What needs to be done: The answer is to be the data below, written out in full and exactly.
▬▬▬▬▬▬▬▬▬▬
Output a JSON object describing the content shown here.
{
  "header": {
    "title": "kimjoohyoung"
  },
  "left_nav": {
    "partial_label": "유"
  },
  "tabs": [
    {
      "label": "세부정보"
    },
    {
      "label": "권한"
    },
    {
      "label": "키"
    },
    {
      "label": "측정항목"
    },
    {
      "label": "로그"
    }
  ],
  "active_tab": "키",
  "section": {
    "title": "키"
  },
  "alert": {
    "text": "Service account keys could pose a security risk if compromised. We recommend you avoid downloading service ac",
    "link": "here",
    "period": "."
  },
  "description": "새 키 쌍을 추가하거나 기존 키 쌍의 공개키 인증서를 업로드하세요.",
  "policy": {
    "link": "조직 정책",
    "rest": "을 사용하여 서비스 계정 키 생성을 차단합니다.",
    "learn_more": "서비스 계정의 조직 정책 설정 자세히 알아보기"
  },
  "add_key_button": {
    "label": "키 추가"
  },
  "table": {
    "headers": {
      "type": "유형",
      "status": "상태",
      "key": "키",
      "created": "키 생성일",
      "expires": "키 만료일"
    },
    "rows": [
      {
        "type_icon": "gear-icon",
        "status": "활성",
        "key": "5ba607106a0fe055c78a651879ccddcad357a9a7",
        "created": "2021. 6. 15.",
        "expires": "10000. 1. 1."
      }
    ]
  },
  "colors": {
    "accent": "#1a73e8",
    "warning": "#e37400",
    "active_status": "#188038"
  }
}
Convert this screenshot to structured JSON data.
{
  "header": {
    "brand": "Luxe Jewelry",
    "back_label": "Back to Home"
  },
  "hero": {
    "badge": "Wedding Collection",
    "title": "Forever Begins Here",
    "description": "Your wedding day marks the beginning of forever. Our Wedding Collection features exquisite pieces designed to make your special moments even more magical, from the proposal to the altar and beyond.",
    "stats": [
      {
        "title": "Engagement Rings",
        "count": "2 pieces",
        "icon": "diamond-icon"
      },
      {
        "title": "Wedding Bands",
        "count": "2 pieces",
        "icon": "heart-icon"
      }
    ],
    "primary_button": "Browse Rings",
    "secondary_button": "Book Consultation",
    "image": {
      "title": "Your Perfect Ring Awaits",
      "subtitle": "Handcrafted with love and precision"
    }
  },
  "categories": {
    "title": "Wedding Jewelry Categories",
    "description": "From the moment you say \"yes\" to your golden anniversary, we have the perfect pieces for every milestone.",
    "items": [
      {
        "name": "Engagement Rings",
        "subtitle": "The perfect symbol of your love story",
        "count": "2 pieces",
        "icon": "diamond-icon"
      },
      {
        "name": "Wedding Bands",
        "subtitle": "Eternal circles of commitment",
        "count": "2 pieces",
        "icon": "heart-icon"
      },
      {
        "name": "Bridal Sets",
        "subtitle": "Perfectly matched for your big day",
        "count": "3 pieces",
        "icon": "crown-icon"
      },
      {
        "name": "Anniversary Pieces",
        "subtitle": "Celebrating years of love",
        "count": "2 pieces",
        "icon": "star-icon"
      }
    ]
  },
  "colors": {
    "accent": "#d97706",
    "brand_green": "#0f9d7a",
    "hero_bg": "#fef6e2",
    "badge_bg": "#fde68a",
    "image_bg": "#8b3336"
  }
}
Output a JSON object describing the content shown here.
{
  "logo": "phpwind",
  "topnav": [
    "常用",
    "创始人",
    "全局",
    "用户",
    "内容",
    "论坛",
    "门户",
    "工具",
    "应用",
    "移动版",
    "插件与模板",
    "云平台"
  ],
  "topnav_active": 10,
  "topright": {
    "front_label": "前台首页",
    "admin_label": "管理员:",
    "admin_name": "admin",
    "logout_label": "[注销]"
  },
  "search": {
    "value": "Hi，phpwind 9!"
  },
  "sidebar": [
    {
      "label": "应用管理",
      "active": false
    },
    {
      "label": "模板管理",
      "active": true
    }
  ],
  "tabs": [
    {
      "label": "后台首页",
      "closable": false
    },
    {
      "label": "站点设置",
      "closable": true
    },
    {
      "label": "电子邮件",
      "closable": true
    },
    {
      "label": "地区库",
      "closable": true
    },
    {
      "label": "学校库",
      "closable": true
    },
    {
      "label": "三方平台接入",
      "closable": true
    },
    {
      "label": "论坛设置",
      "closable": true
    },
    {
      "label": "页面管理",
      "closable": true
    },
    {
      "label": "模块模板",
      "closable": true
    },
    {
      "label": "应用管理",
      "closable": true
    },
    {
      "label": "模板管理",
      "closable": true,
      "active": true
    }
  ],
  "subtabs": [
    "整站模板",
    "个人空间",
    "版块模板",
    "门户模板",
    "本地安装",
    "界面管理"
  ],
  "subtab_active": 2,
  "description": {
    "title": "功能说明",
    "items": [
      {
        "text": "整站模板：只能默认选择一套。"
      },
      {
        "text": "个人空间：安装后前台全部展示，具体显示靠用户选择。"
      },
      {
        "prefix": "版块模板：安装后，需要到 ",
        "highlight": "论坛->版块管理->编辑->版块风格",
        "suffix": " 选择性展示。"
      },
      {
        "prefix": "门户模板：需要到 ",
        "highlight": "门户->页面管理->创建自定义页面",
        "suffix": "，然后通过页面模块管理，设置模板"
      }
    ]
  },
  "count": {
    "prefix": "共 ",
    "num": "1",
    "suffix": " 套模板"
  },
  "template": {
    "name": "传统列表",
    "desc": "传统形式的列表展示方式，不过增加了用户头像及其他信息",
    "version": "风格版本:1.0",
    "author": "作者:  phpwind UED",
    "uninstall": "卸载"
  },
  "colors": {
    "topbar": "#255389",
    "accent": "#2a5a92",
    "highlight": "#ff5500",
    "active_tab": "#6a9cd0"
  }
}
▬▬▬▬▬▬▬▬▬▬
Answer:
Output a JSON object describing the content shown here.
{
  "header": {
    "title": "kimjoohyoung"
  },
  "left_nav": {
    "partial_label": "유"
  },
  "tabs": [
    {
      "label": "세부정보"
    },
    {
      "label": "권한"
    },
    {
      "label": "키"
    },
    {
      "label": "측정항목"
    },
    {
      "label": "로그"
    }
  ],
  "active_tab": "키",
  "section": {
    "title": "키"
  },
  "alert": {
    "text": "Service account keys could pose a security risk if compromised. We recommend you avoid downloading service ac",
    "link": "here",
    "period": "."
  },
  "description": "새 키 쌍을 추가하거나 기존 키 쌍의 공개키 인증서를 업로드하세요.",
  "policy": {
    "link": "조직 정책",
    "rest": "을 사용하여 서비스 계정 키 생성을 차단합니다.",
    "learn_more": "서비스 계정의 조직 정책 설정 자세히 알아보기"
  },
  "add_key_button": {
    "label": "키 추가"
  },
  "table": {
    "headers": {
      "type": "유형",
      "status": "상태",
      "key": "키",
      "created": "키 생성일",
      "expires": "키 만료일"
    },
    "rows": [
      {
        "type_icon": "gear-icon",
        "status": "활성",
        "key": "5ba607106a0fe055c78a651879ccddcad357a9a7",
        "created": "2021. 6. 15.",
        "expires": "10000. 1. 1."
      }
    ]
  },
  "colors": {
    "accent": "#1a73e8",
    "warning": "#e37400",
    "active_status": "#188038"
  }
}
Convert this screenshot to structured JSON data.
{
  "header": {
    "brand": "Luxe Jewelry",
    "back_label": "Back to Home"
  },
  "hero": {
    "badge": "Wedding Collection",
    "title": "Forever Begins Here",
    "description": "Your wedding day marks the beginning of forever. Our Wedding Collection features exquisite pieces designed to make your special moments even more magical, from the proposal to the altar and beyond.",
    "stats": [
      {
        "title": "Engagement Rings",
        "count": "2 pieces",
        "icon": "diamond-icon"
      },
      {
        "title": "Wedding Bands",
        "count": "2 pieces",
        "icon": "heart-icon"
      }
    ],
    "primary_button": "Browse Rings",
    "secondary_button": "Book Consultation",
    "image": {
      "title": "Your Perfect Ring Awaits",
      "subtitle": "Handcrafted with love and precision"
    }
  },
  "categories": {
    "title": "Wedding Jewelry Categories",
    "description": "From the moment you say \"yes\" to your golden anniversary, we have the perfect pieces for every milestone.",
    "items": [
      {
        "name": "Engagement Rings",
        "subtitle": "The perfect symbol of your love story",
        "count": "2 pieces",
        "icon": "diamond-icon"
      },
      {
        "name": "Wedding Bands",
        "subtitle": "Eternal circles of commitment",
        "count": "2 pieces",
        "icon": "heart-icon"
      },
      {
        "name": "Bridal Sets",
        "subtitle": "Perfectly matched for your big day",
        "count": "3 pieces",
        "icon": "crown-icon"
      },
      {
        "name": "Anniversary Pieces",
        "subtitle": "Celebrating years of love",
        "count": "2 pieces",
        "icon": "star-icon"
      }
    ]
  },
  "colors": {
    "accent": "#d97706",
    "brand_green": "#0f9d7a",
    "hero_bg": "#fef6e2",
    "badge_bg": "#fde68a",
    "image_bg": "#8b3336"
  }
}
Output a JSON object describing the content shown here.
{
  "logo": "phpwind",
  "topnav": [
    "常用",
    "创始人",
    "全局",
    "用户",
    "内容",
    "论坛",
    "门户",
    "工具",
    "应用",
    "移动版",
    "插件与模板",
    "云平台"
  ],
  "topnav_active": 10,
  "topright": {
    "front_label": "前台首页",
    "admin_label": "管理员:",
    "admin_name": "admin",
    "logout_label": "[注销]"
  },
  "search": {
    "value": "Hi，phpwind 9!"
  },
  "sidebar": [
    {
      "label": "应用管理",
      "active": false
    },
    {
      "label": "模板管理",
      "active": true
    }
  ],
  "tabs": [
    {
      "label": "后台首页",
      "closable": false
    },
    {
      "label": "站点设置",
      "closable": true
    },
    {
      "label": "电子邮件",
      "closable": true
    },
    {
      "label": "地区库",
      "closable": true
    },
    {
      "label": "学校库",
      "closable": true
    },
    {
      "label": "三方平台接入",
      "closable": true
    },
    {
      "label": "论坛设置",
      "closable": true
    },
    {
      "label": "页面管理",
      "closable": true
    },
    {
      "label": "模块模板",
      "closable": true
    },
    {
      "label": "应用管理",
      "closable": true
    },
    {
      "label": "模板管理",
      "closable": true,
      "active": true
    }
  ],
  "subtabs": [
    "整站模板",
    "个人空间",
    "版块模板",
    "门户模板",
    "本地安装",
    "界面管理"
  ],
  "subtab_active": 2,
  "description": {
    "title": "功能说明",
    "items": [
      {
        "text": "整站模板：只能默认选择一套。"
      },
      {
        "text": "个人空间：安装后前台全部展示，具体显示靠用户选择。"
      },
      {
        "prefix": "版块模板：安装后，需要到 ",
        "highlight": "论坛->版块管理->编辑->版块风格",
        "suffix": " 选择性展示。"
      },
      {
        "prefix": "门户模板：需要到 ",
        "highlight": "门户->页面管理->创建自定义页面",
        "suffix": "，然后通过页面模块管理，设置模板"
      }
    ]
  },
  "count": {
    "prefix": "共 ",
    "num": "1",
    "suffix": " 套模板"
  },
  "template": {
    "name": "传统列表",
    "desc": "传统形式的列表展示方式，不过增加了用户头像及其他信息",
    "version": "风格版本:1.0",
    "author": "作者:  phpwind UED",
    "uninstall": "卸载"
  },
  "colors": {
    "topbar": "#255389",
    "accent": "#2a5a92",
    "highlight": "#ff5500",
    "active_tab": "#6a9cd0"
  }
}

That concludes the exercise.